|Apr 29, 1986||AS||Assignment|
Owner name: RAMOT TEL-AVIV UNIVERSITY AUTHORITY FOR APPLIED RE
Free format text: ASSIGNMENT OF ASSIGNORS INTEREST.;ASSIGNORS:ROSENBERG, MELVYN;ELI, ILANA;WEISS, ERVIN;REEL/FRAME:004539/0408
Effective date: 19851107
|Sep 20, 1990||AS||Assignment|
Owner name: RAMOT UNIVERSITY AUTHORITY FOR APPLIED RESEARCH &
Free format text: ASSIGNMENT OF ASSIGNORS INTEREST.;ASSIGNORS:ROSENBERG, MELVYN;ELI, ILANA;WEISS, ERVIN;REEL/FRAME:005452/0146
Effective date: 19900828
|May 31, 1994||FPAY||Fee payment|
Year of fee payment: 4
|Jun 11, 1998||FPAY||Fee payment|
Year of fee payment: 8

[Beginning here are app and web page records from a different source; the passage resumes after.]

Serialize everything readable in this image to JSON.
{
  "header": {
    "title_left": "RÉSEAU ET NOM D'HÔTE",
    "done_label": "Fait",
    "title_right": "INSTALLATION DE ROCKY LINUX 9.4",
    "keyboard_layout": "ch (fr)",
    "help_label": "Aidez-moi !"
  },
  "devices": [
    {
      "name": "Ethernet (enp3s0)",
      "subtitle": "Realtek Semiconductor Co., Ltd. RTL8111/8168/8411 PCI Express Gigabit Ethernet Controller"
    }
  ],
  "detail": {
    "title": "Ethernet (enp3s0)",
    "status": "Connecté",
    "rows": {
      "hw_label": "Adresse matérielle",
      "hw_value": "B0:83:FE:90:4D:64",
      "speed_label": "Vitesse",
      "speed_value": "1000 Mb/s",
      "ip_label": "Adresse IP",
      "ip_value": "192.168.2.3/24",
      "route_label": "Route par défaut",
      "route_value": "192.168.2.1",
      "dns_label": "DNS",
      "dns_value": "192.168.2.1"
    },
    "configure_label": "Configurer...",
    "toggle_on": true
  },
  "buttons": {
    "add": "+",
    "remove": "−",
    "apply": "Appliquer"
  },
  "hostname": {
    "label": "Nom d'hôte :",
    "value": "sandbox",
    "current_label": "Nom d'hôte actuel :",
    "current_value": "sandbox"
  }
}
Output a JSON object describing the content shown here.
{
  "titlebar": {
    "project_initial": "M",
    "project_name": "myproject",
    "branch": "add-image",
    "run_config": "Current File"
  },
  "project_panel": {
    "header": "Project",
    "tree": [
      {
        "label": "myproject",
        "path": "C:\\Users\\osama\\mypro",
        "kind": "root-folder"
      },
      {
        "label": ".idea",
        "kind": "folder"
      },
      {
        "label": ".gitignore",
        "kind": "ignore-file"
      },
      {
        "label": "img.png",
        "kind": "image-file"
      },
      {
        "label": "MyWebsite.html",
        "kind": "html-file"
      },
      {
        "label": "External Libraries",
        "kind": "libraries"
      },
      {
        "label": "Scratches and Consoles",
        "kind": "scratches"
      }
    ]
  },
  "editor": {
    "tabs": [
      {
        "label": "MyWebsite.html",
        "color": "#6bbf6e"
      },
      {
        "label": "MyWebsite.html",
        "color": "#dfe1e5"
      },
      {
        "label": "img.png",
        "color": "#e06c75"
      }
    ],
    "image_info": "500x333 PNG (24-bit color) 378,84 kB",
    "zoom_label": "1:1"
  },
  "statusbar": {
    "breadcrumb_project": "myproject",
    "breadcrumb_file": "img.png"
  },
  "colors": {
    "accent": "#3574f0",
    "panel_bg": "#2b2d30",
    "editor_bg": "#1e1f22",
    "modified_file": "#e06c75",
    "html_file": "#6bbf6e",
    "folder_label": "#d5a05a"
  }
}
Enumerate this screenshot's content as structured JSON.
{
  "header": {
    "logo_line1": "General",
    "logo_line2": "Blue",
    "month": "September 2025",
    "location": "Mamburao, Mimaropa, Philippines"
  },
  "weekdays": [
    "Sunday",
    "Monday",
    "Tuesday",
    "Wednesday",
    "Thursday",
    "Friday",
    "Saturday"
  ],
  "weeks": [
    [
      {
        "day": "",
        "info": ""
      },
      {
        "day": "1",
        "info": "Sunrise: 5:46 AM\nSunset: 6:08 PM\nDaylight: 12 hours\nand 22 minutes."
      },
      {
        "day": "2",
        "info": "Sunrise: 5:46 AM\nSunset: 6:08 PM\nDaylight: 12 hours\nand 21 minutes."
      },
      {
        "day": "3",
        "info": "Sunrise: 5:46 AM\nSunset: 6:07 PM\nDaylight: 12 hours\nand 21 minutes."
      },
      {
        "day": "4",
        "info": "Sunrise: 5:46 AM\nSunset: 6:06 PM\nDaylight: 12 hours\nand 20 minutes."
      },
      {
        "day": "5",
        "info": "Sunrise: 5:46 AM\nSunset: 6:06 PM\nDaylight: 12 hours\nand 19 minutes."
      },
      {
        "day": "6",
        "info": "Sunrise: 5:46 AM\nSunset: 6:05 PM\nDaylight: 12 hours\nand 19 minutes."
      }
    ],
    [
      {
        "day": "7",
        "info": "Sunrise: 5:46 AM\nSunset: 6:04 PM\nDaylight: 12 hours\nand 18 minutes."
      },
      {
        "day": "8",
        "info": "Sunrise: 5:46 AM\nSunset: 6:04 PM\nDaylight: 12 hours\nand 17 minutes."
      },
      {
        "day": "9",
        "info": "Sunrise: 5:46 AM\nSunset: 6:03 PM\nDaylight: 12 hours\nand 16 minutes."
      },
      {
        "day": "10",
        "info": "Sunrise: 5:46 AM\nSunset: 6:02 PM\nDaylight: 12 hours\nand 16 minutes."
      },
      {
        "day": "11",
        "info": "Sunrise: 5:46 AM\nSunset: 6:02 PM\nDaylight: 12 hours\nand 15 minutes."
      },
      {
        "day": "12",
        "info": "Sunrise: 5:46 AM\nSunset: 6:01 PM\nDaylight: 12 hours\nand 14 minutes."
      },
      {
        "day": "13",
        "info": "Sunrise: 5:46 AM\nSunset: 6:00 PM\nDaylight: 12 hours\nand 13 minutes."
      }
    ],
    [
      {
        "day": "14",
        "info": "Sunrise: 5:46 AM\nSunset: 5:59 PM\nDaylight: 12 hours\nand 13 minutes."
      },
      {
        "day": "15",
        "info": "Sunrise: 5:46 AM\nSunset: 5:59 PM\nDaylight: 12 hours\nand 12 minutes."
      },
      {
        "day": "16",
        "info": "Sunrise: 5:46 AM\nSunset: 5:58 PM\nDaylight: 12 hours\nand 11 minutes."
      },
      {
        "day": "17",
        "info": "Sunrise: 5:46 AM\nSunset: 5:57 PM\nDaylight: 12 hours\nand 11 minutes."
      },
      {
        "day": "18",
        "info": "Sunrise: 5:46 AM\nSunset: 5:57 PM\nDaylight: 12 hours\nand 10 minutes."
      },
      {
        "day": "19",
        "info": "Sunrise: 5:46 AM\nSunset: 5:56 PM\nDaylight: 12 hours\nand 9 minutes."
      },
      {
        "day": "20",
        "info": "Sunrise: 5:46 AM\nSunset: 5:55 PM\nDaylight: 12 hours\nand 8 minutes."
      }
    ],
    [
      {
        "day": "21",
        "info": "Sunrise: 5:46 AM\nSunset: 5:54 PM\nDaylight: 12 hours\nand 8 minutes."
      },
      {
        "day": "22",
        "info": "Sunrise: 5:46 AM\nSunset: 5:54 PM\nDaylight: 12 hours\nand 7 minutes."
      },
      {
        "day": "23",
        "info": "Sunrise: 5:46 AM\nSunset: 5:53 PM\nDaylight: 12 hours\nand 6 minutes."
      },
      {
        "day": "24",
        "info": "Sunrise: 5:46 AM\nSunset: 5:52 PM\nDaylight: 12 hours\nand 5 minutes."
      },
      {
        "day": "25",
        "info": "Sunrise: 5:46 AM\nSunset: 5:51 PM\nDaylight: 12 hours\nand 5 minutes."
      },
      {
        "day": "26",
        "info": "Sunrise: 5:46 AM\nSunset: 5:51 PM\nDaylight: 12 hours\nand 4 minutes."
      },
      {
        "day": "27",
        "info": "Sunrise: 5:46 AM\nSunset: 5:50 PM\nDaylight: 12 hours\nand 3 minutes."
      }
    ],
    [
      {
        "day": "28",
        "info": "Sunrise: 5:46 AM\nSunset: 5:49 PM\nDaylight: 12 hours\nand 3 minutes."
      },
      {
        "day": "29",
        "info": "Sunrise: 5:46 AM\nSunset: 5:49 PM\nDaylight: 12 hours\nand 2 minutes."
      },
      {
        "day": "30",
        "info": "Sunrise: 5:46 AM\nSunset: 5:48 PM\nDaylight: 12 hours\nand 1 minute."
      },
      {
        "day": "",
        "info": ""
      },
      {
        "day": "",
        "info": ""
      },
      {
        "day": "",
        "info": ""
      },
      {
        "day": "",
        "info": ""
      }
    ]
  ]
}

|Jun 25, 2002||REMI||Maintenance fee reminder mailed|
|Dec 11, 2002||LAPS||Lapse for failure to pay maintenance fees|
|Feb 4, 2003||FP||Expired due to failure to pay maintenance fee|
Effective date: 20021211